Placed hot Pesach pot on Chametz surface: If one placed a hot and dry Pesach pot with food on a clean and dry Chametz surface, the food is permitted, as long as there was no fat or oil on the surface.
Placing Pesach foods on a covered Chametz surface: A clean and dry Chametz surface which is covered with metal, such as tinfoil, may have even a hot Chametz food placed on top of it. Thus, one may line a non-Kasherable Chametz counter with tinfoil or PVC and then be allowed to place one’s Pesach dishes on it.
 See Admur 451:34
 Admur 467:29-30
 In general we rule that cold foods do not transfer taste. However, some Poskim rule that cold foods transfer a Mashehu taste, and since on Pesach itself, Chametz prohibits even Bemashehu, therefore it prohibits the food. [Admur ibid; Michaber 467:12]
 Admur 447:18
 Admur 447:43
 Some Poskim rule the food remains permitted to eat on Pesach, as its Nat Bar Nat Lehetera. [1st opinion in Admur 442:8] However, other Poskim rule it is forbidden to be eaten on Pesach, if the food does not contain 60x the pot, as the leniency of Nat bar Nat only applies in a case of meat and milk where a new prohibition is to be made. [2nd opinion in Admur 442:8] Practically, we are stringent, and one may not eat the food on Pesach. [Admur 442:8; See also 447:45]
 Admur 442:8; See also 447:45
 Admur 447:18
Placed Chametz cover on Pot: See Admur 451:40
 Some Poskim rule that although Chametz on Pesach is not nullified even in 1000, nevertheless, if the Chametz taste gives a spoiled taste to the food, then the food is permitted. This applies whether its spoiled taste is felt in the dish [no 60x] or whether it is not felt in the dish [there is 60x], as any taste which [is spoiled or] which spoils a food is not considered to be a taste at all, and it is thus considered as if no taste has entered the food. Other Poskim, however, rule that since on Pesach Chametz is not nullified even in a ratio of 2,000,000x, in which case there is no greater level of nullification of Chametz taste, and nevertheless it is prohibited, therefore here too even when the Chametz taste is spoiled it forbids the food to be eaten or benefited from. This applies whether the spoiled taste can be felt in the dish or cannot be felt, even if it’s a ratio of 1:2,000,000. Practically, the main Halachic opinion is like the former opinion, however the custom in these provinces is like the latter opinion. However, in a place that there is no accepted custom then one may be lenient like the former opinion, although one who is stringent even in this case is blessed. [Admur ibid]
 Admur 451:33
 See Admur 447:27; 451:2 and 43

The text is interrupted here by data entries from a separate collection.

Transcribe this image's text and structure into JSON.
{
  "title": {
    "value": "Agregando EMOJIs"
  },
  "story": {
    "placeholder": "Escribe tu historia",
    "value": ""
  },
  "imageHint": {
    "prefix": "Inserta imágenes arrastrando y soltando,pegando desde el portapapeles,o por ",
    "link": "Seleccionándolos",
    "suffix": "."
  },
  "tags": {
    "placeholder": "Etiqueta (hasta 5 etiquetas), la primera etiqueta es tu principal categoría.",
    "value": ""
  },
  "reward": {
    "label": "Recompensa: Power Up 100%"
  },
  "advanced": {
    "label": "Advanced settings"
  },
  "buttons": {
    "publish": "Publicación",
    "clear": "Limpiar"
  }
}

 If one did not verify the cleanliness of the Chametz vessel: From the letter of the law, the above allowance applies even if one did not verify the cleanliness of the vessels a general vessel is considered to be clean of any Chametz beiyun. However, some people beware from using any Chametz vessel for Pesach foods starting thirty days before Pesach, unless the vessel was washed and cleaned well in a way that has been verified to not contain Chametz. If one went ahead and used a Chametz utensil prior to verification, then these people are stringent to not eat that food on Pesach. [Admur 447:51]
 Admur 447:57
 Admur 447:59
 Admur 451:67
 See Chapter 9 Halacha 5
 See Admur 447:9-10
 The reason: As even if the oven is clean and not Ben Yomo, we prohibit foods cooked in a non-Ben Yomo pot on Pesach.